Web page and app entries:
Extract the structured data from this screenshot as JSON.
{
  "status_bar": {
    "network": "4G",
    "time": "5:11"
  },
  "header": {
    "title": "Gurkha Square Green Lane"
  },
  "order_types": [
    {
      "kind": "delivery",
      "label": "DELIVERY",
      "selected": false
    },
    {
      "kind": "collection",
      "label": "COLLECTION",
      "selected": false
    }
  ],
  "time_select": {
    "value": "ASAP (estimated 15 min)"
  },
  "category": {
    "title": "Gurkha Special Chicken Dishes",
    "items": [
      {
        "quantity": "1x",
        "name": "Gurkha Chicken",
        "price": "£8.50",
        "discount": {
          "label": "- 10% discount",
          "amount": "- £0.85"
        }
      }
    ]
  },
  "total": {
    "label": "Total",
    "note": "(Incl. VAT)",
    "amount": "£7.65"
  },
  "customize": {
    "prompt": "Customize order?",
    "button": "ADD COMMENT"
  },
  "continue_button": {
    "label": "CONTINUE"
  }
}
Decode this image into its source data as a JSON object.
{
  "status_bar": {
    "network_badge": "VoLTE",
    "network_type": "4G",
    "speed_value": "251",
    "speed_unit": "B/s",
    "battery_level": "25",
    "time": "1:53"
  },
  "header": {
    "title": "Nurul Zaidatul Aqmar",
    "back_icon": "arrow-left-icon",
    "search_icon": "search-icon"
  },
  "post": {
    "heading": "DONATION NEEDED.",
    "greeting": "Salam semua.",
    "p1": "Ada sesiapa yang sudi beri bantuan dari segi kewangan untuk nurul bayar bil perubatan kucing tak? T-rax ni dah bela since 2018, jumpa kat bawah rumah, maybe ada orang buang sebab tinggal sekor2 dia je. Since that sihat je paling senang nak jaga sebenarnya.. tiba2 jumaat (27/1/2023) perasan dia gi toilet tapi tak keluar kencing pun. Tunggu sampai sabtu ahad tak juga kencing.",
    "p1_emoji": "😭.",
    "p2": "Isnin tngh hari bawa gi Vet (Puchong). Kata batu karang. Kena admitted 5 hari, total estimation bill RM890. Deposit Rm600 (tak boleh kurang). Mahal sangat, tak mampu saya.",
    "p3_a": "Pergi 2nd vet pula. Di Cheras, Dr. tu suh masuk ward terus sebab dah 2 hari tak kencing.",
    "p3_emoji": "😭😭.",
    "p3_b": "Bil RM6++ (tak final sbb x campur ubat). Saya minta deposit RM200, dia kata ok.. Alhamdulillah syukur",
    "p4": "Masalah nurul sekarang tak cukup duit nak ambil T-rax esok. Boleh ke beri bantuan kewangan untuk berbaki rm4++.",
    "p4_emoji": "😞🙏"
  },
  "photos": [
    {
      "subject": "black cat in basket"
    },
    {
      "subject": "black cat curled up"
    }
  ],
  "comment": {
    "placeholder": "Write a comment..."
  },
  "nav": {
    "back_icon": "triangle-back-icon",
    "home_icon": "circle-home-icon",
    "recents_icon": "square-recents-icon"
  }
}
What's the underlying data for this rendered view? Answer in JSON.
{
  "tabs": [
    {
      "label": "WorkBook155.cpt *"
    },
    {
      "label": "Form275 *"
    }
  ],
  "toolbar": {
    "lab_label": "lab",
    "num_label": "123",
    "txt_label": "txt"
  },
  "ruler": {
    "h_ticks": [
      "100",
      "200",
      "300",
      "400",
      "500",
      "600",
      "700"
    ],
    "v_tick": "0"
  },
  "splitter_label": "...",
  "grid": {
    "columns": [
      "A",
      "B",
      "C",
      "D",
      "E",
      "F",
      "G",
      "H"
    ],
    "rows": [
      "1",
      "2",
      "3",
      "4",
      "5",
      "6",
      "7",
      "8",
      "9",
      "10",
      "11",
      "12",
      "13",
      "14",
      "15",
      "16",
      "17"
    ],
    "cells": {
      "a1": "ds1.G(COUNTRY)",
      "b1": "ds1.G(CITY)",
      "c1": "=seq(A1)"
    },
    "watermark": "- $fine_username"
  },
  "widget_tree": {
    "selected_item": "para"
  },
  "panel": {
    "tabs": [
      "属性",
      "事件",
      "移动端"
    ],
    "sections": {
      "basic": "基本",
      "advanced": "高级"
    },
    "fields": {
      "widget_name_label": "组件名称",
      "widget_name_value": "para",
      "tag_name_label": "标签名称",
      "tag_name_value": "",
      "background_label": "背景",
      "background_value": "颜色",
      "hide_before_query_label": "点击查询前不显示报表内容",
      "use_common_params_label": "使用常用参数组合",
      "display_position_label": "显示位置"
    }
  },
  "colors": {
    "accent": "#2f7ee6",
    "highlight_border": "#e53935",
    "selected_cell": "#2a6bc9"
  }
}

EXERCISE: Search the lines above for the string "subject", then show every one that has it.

WRITTEN RESPONSE:
      "subject": "black cat in basket"
      "subject": "black cat curled up"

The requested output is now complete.